### Task item
Line by line, retype the material with nothing left out.

### Provided information
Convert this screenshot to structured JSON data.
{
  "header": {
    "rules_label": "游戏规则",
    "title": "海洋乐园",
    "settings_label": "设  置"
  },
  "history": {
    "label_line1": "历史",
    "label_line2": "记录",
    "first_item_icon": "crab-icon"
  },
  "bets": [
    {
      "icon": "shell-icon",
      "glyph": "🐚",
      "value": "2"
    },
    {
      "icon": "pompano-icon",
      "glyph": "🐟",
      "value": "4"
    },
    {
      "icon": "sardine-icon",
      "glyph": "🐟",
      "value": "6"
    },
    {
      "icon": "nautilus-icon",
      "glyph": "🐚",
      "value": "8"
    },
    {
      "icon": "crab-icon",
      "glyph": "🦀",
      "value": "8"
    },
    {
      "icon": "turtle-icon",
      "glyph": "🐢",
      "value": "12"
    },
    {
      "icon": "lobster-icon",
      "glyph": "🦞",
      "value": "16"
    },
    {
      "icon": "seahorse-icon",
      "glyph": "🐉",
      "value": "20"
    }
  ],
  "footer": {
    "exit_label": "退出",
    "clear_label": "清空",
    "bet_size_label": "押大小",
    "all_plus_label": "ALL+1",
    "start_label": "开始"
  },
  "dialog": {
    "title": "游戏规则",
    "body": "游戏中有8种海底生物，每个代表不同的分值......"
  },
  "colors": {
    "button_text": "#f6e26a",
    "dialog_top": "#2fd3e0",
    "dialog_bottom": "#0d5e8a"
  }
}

### Solution for this exercise
Convert this screenshot to structured JSON data.
{
  "header": {
    "rules_label": "游戏规则",
    "title": "海洋乐园",
    "settings_label": "设  置"
  },
  "history": {
    "label_line1": "历史",
    "label_line2": "记录",
    "first_item_icon": "crab-icon"
  },
  "bets": [
    {
      "icon": "shell-icon",
      "glyph": "🐚",
      "value": "2"
    },
    {
      "icon": "pompano-icon",
      "glyph": "🐟",
      "value": "4"
    },
    {
      "icon": "sardine-icon",
      "glyph": "🐟",
      "value": "6"
    },
    {
      "icon": "nautilus-icon",
      "glyph": "🐚",
      "value": "8"
    },
    {
      "icon": "crab-icon",
      "glyph": "🦀",
      "value": "8"
    },
    {
      "icon": "turtle-icon",
      "glyph": "🐢",
      "value": "12"
    },
    {
      "icon": "lobster-icon",
      "glyph": "🦞",
      "value": "16"
    },
    {
      "icon": "seahorse-icon",
      "glyph": "🐉",
      "value": "20"
    }
  ],
  "footer": {
    "exit_label": "退出",
    "clear_label": "清空",
    "bet_size_label": "押大小",
    "all_plus_label": "ALL+1",
    "start_label": "开始"
  },
  "dialog": {
    "title": "游戏规则",
    "body": "游戏中有8种海底生物，每个代表不同的分值......"
  },
  "colors": {
    "button_text": "#f6e26a",
    "dialog_top": "#2fd3e0",
    "dialog_bottom": "#0d5e8a"
  }
}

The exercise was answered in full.